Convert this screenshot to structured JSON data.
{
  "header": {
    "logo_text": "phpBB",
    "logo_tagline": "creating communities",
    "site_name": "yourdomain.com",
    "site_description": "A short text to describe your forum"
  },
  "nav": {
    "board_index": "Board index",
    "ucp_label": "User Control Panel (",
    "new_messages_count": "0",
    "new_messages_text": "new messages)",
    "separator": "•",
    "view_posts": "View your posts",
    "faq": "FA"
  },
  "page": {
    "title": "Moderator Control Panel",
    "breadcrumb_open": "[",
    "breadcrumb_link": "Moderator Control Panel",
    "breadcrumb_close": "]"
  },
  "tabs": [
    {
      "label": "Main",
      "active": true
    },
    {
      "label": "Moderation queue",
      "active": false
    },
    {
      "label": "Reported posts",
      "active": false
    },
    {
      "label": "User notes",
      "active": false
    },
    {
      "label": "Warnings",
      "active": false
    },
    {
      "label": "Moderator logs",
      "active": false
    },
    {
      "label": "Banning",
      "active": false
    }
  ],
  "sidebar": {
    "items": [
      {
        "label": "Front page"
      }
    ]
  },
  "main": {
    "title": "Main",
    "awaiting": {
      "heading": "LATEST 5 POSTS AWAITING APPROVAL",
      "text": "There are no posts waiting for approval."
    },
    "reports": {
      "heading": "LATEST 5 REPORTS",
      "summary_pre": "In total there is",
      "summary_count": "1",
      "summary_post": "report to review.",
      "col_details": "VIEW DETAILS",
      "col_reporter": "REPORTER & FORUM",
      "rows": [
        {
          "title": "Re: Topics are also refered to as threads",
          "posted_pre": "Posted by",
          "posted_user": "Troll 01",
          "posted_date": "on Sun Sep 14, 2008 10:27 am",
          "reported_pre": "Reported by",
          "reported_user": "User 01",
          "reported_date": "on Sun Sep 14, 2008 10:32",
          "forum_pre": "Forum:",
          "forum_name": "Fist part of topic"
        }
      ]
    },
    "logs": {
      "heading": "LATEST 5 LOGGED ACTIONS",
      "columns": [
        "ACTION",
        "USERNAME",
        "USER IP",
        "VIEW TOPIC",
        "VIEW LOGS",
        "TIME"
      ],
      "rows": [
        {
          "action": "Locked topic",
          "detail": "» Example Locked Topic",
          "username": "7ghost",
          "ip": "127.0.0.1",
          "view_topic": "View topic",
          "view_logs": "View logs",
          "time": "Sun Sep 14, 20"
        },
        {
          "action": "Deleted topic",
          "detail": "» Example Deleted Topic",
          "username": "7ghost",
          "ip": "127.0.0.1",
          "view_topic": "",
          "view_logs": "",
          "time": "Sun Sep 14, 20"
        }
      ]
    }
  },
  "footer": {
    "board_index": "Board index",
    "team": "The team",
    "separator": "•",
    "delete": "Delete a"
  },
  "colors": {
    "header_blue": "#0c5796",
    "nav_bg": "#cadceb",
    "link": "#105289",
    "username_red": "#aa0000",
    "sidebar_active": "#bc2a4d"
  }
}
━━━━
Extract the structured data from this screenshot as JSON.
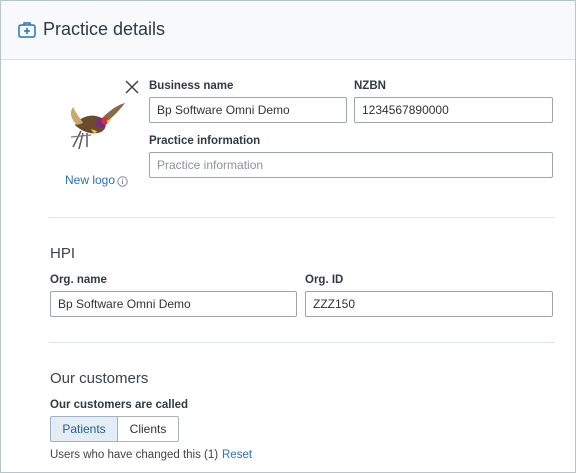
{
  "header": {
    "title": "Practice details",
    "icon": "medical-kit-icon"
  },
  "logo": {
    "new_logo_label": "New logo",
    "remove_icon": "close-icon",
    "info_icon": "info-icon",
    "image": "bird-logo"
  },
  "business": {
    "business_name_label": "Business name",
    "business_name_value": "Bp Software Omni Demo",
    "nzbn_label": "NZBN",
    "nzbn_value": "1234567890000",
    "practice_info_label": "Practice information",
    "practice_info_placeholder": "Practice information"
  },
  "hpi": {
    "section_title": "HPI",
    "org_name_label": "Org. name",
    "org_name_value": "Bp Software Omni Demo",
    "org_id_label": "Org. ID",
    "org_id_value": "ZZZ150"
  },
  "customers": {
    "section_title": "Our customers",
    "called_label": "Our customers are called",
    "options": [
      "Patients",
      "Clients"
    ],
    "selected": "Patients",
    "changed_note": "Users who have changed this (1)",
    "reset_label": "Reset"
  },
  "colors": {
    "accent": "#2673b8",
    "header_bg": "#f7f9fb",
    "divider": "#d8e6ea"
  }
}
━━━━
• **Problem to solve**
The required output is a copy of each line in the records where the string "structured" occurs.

• **Answer to the problem**
Convert this screenshot to structured JSON data.
Extract the structured data from this screenshot as JSON.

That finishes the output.